Dr. Aaron Haines, a professor of conservation biology at Millersville University, recently conducted a study with other biologists published in the Wiley Journal of Ecology and Evolution. The study examined ocelots and jaguarundis in southern Texas. These wild cats are endangered in the U.S. Haines’ methods of observation included the use of remote camera trapping. He says this is an easy, non-invasive way to detect the presence of wildlife in the field. Cameras are set up to capture images when a motion sensor is triggered.
Haines and his team set up cameras in areas like wildlife trails and watering holes. This method works especially well for shy or nocturnal animals like the ones they studied in Texas. The pictures taken of the animals can tell biologists a lot about them. Haines explains, “By obtaining capture images of wildlife, we can determine their presence in an area, if they look healthy, if they have young, what type of habitat they are associated with, their activity patterns, if they use road over and underpasses to avoid vehicle collision and if habitat selection and activity are impacted by other species.

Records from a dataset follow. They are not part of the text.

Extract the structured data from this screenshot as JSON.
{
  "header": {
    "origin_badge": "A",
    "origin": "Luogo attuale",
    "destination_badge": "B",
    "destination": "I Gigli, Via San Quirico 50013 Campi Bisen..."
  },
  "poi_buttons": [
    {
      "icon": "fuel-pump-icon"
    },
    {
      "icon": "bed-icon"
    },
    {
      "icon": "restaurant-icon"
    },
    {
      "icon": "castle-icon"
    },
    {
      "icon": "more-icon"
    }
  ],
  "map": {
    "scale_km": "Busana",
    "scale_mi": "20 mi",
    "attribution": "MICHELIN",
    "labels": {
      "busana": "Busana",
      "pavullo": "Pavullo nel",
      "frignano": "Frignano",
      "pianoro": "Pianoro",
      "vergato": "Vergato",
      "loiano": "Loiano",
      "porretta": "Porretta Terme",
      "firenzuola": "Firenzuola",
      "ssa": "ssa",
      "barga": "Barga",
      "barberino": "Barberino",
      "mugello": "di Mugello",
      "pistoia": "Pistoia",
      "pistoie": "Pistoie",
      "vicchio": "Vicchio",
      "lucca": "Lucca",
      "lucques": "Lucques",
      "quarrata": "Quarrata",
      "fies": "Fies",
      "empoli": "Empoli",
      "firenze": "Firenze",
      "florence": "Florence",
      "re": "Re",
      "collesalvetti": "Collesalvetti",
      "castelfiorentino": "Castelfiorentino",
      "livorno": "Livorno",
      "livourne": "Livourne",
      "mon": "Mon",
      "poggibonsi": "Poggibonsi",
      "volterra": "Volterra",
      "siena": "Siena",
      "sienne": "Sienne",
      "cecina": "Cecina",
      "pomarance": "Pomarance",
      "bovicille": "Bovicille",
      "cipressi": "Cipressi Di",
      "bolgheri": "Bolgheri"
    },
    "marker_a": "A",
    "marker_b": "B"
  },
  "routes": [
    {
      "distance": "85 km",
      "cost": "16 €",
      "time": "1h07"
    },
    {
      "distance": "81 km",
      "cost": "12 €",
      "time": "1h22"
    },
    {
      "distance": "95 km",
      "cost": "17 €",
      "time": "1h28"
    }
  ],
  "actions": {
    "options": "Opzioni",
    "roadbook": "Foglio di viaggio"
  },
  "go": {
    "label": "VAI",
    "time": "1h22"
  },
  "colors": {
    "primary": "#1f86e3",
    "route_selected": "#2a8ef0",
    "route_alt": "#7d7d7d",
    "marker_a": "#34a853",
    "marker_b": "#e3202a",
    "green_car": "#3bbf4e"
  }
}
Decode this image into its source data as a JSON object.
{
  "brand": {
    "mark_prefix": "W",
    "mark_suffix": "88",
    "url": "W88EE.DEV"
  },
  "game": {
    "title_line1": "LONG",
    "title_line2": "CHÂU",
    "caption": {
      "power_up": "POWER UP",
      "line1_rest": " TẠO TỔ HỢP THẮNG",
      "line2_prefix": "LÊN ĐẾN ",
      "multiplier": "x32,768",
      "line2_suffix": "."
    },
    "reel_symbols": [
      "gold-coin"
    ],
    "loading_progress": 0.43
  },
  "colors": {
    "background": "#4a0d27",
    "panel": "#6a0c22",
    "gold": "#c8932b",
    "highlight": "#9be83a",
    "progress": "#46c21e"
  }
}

Also, if wildlife species have unique identifying markings, we can then identify individuals.”
Some camera trapping projects can last for several years, which gives data on the survival or recruitment of a species. By collecting all of this data about animals, researchers can start to develop plans to try to recover endangered species. Wildlife organizations can use this information to determine the best places to place road culverts and which areas to translocate new species to. Haines and his team concluded that there are no jaguarundis in south Texas from over 20 years of camera trapping data.
Camera trapping has uses all across the world. Millersville is currently working with the Pennsylvania Game Commission to set up cameras meant to detect small-bodied weasels in the state. “Based on fur-trapping data, it appears populations of weasels may be on the decline. Thus, we are trying to determine if we can use remote cameras to successfully and consistently survey for weasel species in PA. We have done this for other small mammals such as mice and shrews,” says Haines.” Millersville is also partnering with Franklin and Marshall College to survey Lancaster City and surrounding areas using cameras. This data will determine which types of wildlife occur in the city and how their behavior is affected by humans. Haines and his team found that red foxes tend to avoid highly populous areas, especially if dogs are around. The University will continue to work with conservatory groups to collect new data.
Check out a study by recent graduate Sarah Tirado featured in the Made in Millersville Journal that utilized camera traps: https://www.mimjournal.com/sarah-tirado